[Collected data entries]
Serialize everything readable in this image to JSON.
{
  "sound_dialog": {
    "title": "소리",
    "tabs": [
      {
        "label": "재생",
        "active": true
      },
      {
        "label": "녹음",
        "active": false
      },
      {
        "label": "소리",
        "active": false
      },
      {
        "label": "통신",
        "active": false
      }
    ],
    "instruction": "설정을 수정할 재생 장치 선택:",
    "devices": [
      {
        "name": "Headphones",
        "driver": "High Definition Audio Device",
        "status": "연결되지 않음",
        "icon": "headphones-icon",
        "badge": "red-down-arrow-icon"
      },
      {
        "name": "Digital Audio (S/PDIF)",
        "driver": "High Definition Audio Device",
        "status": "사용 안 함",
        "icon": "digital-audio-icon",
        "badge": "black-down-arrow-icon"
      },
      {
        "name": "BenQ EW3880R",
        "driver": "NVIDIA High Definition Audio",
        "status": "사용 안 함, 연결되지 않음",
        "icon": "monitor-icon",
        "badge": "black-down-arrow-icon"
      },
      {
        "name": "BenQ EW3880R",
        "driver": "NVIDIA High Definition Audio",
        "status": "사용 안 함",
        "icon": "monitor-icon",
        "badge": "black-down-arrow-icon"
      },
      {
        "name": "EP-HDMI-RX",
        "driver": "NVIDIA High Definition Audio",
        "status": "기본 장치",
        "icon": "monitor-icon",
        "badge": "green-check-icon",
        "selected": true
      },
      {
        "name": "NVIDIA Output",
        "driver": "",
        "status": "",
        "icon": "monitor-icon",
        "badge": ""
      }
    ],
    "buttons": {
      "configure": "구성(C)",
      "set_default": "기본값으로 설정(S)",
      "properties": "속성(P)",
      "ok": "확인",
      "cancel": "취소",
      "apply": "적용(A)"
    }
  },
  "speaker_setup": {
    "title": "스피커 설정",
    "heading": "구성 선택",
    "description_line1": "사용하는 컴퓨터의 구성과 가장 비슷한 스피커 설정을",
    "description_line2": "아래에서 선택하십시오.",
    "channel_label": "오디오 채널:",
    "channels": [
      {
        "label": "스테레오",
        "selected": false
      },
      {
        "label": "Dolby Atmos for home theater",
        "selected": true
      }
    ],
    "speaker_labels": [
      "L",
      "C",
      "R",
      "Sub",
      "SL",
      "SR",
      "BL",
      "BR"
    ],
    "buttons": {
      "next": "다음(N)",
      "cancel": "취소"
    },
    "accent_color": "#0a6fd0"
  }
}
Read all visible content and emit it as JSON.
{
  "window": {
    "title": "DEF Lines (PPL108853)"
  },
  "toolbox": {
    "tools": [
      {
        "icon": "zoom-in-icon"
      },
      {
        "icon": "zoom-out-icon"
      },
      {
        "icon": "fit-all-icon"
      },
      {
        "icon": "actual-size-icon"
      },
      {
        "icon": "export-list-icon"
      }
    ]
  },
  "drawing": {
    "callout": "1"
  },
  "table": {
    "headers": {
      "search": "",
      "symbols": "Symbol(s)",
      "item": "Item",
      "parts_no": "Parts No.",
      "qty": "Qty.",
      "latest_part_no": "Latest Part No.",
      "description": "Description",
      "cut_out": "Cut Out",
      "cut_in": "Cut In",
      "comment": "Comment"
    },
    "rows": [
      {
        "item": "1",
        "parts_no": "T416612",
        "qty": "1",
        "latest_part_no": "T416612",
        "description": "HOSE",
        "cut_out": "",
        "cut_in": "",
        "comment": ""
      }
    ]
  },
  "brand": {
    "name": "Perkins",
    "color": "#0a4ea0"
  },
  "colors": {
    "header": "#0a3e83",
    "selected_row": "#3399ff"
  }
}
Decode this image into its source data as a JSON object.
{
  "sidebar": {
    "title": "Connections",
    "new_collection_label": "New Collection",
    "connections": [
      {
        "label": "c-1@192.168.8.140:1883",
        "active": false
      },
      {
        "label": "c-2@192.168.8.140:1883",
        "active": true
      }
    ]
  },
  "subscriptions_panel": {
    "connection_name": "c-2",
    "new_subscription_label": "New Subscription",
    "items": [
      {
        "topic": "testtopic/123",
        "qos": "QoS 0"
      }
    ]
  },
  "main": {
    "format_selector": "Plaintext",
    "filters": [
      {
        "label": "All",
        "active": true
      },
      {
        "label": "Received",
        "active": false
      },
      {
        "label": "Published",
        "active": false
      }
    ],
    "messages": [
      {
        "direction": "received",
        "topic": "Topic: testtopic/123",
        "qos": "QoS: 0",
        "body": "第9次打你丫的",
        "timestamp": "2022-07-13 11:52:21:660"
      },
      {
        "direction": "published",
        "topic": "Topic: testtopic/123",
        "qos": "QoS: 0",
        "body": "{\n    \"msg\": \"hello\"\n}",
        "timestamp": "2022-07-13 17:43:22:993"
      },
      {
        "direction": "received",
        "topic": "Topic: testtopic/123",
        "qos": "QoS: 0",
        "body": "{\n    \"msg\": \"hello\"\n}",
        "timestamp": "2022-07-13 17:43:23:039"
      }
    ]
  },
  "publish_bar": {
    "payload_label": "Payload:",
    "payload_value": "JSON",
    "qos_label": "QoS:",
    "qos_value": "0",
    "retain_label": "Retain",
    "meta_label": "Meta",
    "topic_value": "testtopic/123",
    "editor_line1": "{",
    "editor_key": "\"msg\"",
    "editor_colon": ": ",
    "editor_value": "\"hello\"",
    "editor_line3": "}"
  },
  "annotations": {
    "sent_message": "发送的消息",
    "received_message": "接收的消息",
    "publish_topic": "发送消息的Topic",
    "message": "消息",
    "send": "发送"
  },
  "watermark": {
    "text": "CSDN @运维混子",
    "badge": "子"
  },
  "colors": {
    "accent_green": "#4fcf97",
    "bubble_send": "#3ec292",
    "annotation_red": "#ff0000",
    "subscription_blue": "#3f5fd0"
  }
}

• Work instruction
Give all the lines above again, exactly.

• Solution
Serialize everything readable in this image to JSON.
{
  "sound_dialog": {
    "title": "소리",
    "tabs": [
      {
        "label": "재생",
        "active": true
      },
      {
        "label": "녹음",
        "active": false
      },
      {
        "label": "소리",
        "active": false
      },
      {
        "label": "통신",
        "active": false
      }
    ],
    "instruction": "설정을 수정할 재생 장치 선택:",
    "devices": [
      {
        "name": "Headphones",
        "driver": "High Definition Audio Device",
        "status": "연결되지 않음",
        "icon": "headphones-icon",
        "badge": "red-down-arrow-icon"
      },
      {
        "name": "Digital Audio (S/PDIF)",
        "driver": "High Definition Audio Device",
        "status": "사용 안 함",
        "icon": "digital-audio-icon",
        "badge": "black-down-arrow-icon"
      },
      {
        "name": "BenQ EW3880R",
        "driver": "NVIDIA High Definition Audio",
        "status": "사용 안 함, 연결되지 않음",
        "icon": "monitor-icon",
        "badge": "black-down-arrow-icon"
      },
      {
        "name": "BenQ EW3880R",
        "driver": "NVIDIA High Definition Audio",
        "status": "사용 안 함",
        "icon": "monitor-icon",
        "badge": "black-down-arrow-icon"
      },
      {
        "name": "EP-HDMI-RX",
        "driver": "NVIDIA High Definition Audio",
        "status": "기본 장치",
        "icon": "monitor-icon",
        "badge": "green-check-icon",
        "selected": true
      },
      {
        "name": "NVIDIA Output",
        "driver": "",
        "status": "",
        "icon": "monitor-icon",
        "badge": ""
      }
    ],
    "buttons": {
      "configure": "구성(C)",
      "set_default": "기본값으로 설정(S)",
      "properties": "속성(P)",
      "ok": "확인",
      "cancel": "취소",
      "apply": "적용(A)"
    }
  },
  "speaker_setup": {
    "title": "스피커 설정",
    "heading": "구성 선택",
    "description_line1": "사용하는 컴퓨터의 구성과 가장 비슷한 스피커 설정을",
    "description_line2": "아래에서 선택하십시오.",
    "channel_label": "오디오 채널:",
    "channels": [
      {
        "label": "스테레오",
        "selected": false
      },
      {
        "label": "Dolby Atmos for home theater",
        "selected": true
      }
    ],
    "speaker_labels": [
      "L",
      "C",
      "R",
      "Sub",
      "SL",
      "SR",
      "BL",
      "BR"
    ],
    "buttons": {
      "next": "다음(N)",
      "cancel": "취소"
    },
    "accent_color": "#0a6fd0"
  }
}
Read all visible content and emit it as JSON.
{
  "window": {
    "title": "DEF Lines (PPL108853)"
  },
  "toolbox": {
    "tools": [
      {
        "icon": "zoom-in-icon"
      },
      {
        "icon": "zoom-out-icon"
      },
      {
        "icon": "fit-all-icon"
      },
      {
        "icon": "actual-size-icon"
      },
      {
        "icon": "export-list-icon"
      }
    ]
  },
  "drawing": {
    "callout": "1"
  },
  "table": {
    "headers": {
      "search": "",
      "symbols": "Symbol(s)",
      "item": "Item",
      "parts_no": "Parts No.",
      "qty": "Qty.",
      "latest_part_no": "Latest Part No.",
      "description": "Description",
      "cut_out": "Cut Out",
      "cut_in": "Cut In",
      "comment": "Comment"
    },
    "rows": [
      {
        "item": "1",
        "parts_no": "T416612",
        "qty": "1",
        "latest_part_no": "T416612",
        "description": "HOSE",
        "cut_out": "",
        "cut_in": "",
        "comment": ""
      }
    ]
  },
  "brand": {
    "name": "Perkins",
    "color": "#0a4ea0"
  },
  "colors": {
    "header": "#0a3e83",
    "selected_row": "#3399ff"
  }
}
Decode this image into its source data as a JSON object.
{
  "sidebar": {
    "title": "Connections",
    "new_collection_label": "New Collection",
    "connections": [
      {
        "label": "c-1@192.168.8.140:1883",
        "active": false
      },
      {
        "label": "c-2@192.168.8.140:1883",
        "active": true
      }
    ]
  },
  "subscriptions_panel": {
    "connection_name": "c-2",
    "new_subscription_label": "New Subscription",
    "items": [
      {
        "topic": "testtopic/123",
        "qos": "QoS 0"
      }
    ]
  },
  "main": {
    "format_selector": "Plaintext",
    "filters": [
      {
        "label": "All",
        "active": true
      },
      {
        "label": "Received",
        "active": false
      },
      {
        "label": "Published",
        "active": false
      }
    ],
    "messages": [
      {
        "direction": "received",
        "topic": "Topic: testtopic/123",
        "qos": "QoS: 0",
        "body": "第9次打你丫的",
        "timestamp": "2022-07-13 11:52:21:660"
      },
      {
        "direction": "published",
        "topic": "Topic: testtopic/123",
        "qos": "QoS: 0",
        "body": "{\n    \"msg\": \"hello\"\n}",
        "timestamp": "2022-07-13 17:43:22:993"
      },
      {
        "direction": "received",
        "topic": "Topic: testtopic/123",
        "qos": "QoS: 0",
        "body": "{\n    \"msg\": \"hello\"\n}",
        "timestamp": "2022-07-13 17:43:23:039"
      }
    ]
  },
  "publish_bar": {
    "payload_label": "Payload:",
    "payload_value": "JSON",
    "qos_label": "QoS:",
    "qos_value": "0",
    "retain_label": "Retain",
    "meta_label": "Meta",
    "topic_value": "testtopic/123",
    "editor_line1": "{",
    "editor_key": "\"msg\"",
    "editor_colon": ": ",
    "editor_value": "\"hello\"",
    "editor_line3": "}"
  },
  "annotations": {
    "sent_message": "发送的消息",
    "received_message": "接收的消息",
    "publish_topic": "发送消息的Topic",
    "message": "消息",
    "send": "发送"
  },
  "watermark": {
    "text": "CSDN @运维混子",
    "badge": "子"
  },
  "colors": {
    "accent_green": "#4fcf97",
    "bubble_send": "#3ec292",
    "annotation_red": "#ff0000",
    "subscription_blue": "#3f5fd0"
  }
}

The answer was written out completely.